Work instruction:
Images do not belong in the copy. Retype all the entries below exactly.

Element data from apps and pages
******************************

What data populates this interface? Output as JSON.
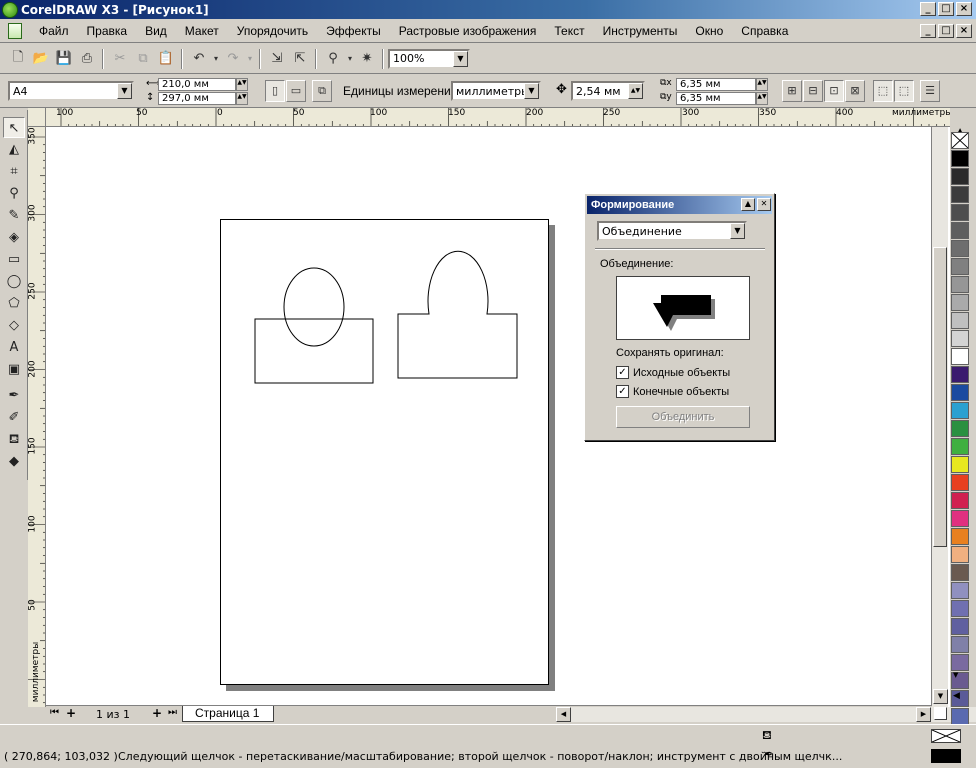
{
  "window": {
    "title": "CorelDRAW X3 - [Рисунок1]",
    "buttons": [
      "_",
      "□",
      "×"
    ]
  },
  "menubar": {
    "items": [
      "Файл",
      "Правка",
      "Вид",
      "Макет",
      "Упорядочить",
      "Эффекты",
      "Растровые изображения",
      "Текст",
      "Инструменты",
      "Окно",
      "Справка"
    ]
  },
  "toolbar1": {
    "zoom_value": "100%"
  },
  "property_bar": {
    "paper_size": "A4",
    "width": "210,0 мм",
    "height": "297,0 мм",
    "units_label": "Единицы измерения:",
    "units_value": "миллиметры",
    "nudge": "2,54 мм",
    "dup_x": "6,35 мм",
    "dup_y": "6,35 мм"
  },
  "ruler": {
    "top_labels": [
      "100",
      "50",
      "0",
      "50",
      "100",
      "150",
      "200",
      "250",
      "300",
      "350",
      "400"
    ],
    "top_unit": "миллиметры",
    "left_labels": [
      "350",
      "300",
      "250",
      "200",
      "150",
      "100",
      "50"
    ],
    "left_unit": "миллиметры"
  },
  "page_nav": {
    "counter": "1 из 1",
    "tab_label": "Страница 1"
  },
  "docker": {
    "title": "Формирование",
    "operation": "Объединение",
    "preview_label": "Объединение:",
    "keep_original_label": "Сохранять оригинал:",
    "source_objects_label": "Исходные объекты",
    "source_objects_checked": true,
    "target_objects_label": "Конечные объекты",
    "target_objects_checked": true,
    "apply_button": "Объединить"
  },
  "status": {
    "coords": "( 270,864; 103,032 )",
    "message": "Следующий щелчок - перетаскивание/масштабирование; второй щелчок - поворот/наклон; инструмент с двойным щелчк..."
  },
  "palette": {
    "colors": [
      "#000000",
      "#2a2a2a",
      "#3c3c3c",
      "#4e4e4e",
      "#5e5e5e",
      "#6e6e6e",
      "#808080",
      "#969696",
      "#aaaaaa",
      "#c0c0c0",
      "#d4d4d4",
      "#ffffff",
      "#3a1a6e",
      "#1a4aa0",
      "#2aa0d0",
      "#2a9040",
      "#40b040",
      "#e8e820",
      "#e84020",
      "#d02050",
      "#e03080",
      "#e88020",
      "#f0b080",
      "#6a5a50",
      "#9090c0",
      "#7070b0",
      "#6060a0",
      "#8080a8",
      "#7a6aa0",
      "#6a5a90",
      "#5a5a98",
      "#5a6ab0",
      "#6a8ab0",
      "#3a6a98",
      "#1a7ad0"
    ]
  }
}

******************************

Reply:
What data populates this interface? Output as JSON.
{
  "window": {
    "title": "CorelDRAW X3 - [Рисунок1]",
    "buttons": [
      "_",
      "□",
      "×"
    ]
  },
  "menubar": {
    "items": [
      "Файл",
      "Правка",
      "Вид",
      "Макет",
      "Упорядочить",
      "Эффекты",
      "Растровые изображения",
      "Текст",
      "Инструменты",
      "Окно",
      "Справка"
    ]
  },
  "toolbar1": {
    "zoom_value": "100%"
  },
  "property_bar": {
    "paper_size": "A4",
    "width": "210,0 мм",
    "height": "297,0 мм",
    "units_label": "Единицы измерения:",
    "units_value": "миллиметры",
    "nudge": "2,54 мм",
    "dup_x": "6,35 мм",
    "dup_y": "6,35 мм"
  },
  "ruler": {
    "top_labels": [
      "100",
      "50",
      "0",
      "50",
      "100",
      "150",
      "200",
      "250",
      "300",
      "350",
      "400"
    ],
    "top_unit": "миллиметры",
    "left_labels": [
      "350",
      "300",
      "250",
      "200",
      "150",
      "100",
      "50"
    ],
    "left_unit": "миллиметры"
  },
  "page_nav": {
    "counter": "1 из 1",
    "tab_label": "Страница 1"
  },
  "docker": {
    "title": "Формирование",
    "operation": "Объединение",
    "preview_label": "Объединение:",
    "keep_original_label": "Сохранять оригинал:",
    "source_objects_label": "Исходные объекты",
    "source_objects_checked": true,
    "target_objects_label": "Конечные объекты",
    "target_objects_checked": true,
    "apply_button": "Объединить"
  },
  "status": {
    "coords": "( 270,864; 103,032 )",
    "message": "Следующий щелчок - перетаскивание/масштабирование; второй щелчок - поворот/наклон; инструмент с двойным щелчк..."
  },
  "palette": {
    "colors": [
      "#000000",
      "#2a2a2a",
      "#3c3c3c",
      "#4e4e4e",
      "#5e5e5e",
      "#6e6e6e",
      "#808080",
      "#969696",
      "#aaaaaa",
      "#c0c0c0",
      "#d4d4d4",
      "#ffffff",
      "#3a1a6e",
      "#1a4aa0",
      "#2aa0d0",
      "#2a9040",
      "#40b040",
      "#e8e820",
      "#e84020",
      "#d02050",
      "#e03080",
      "#e88020",
      "#f0b080",
      "#6a5a50",
      "#9090c0",
      "#7070b0",
      "#6060a0",
      "#8080a8",
      "#7a6aa0",
      "#6a5a90",
      "#5a5a98",
      "#5a6ab0",
      "#6a8ab0",
      "#3a6a98",
      "#1a7ad0"
    ]
  }
}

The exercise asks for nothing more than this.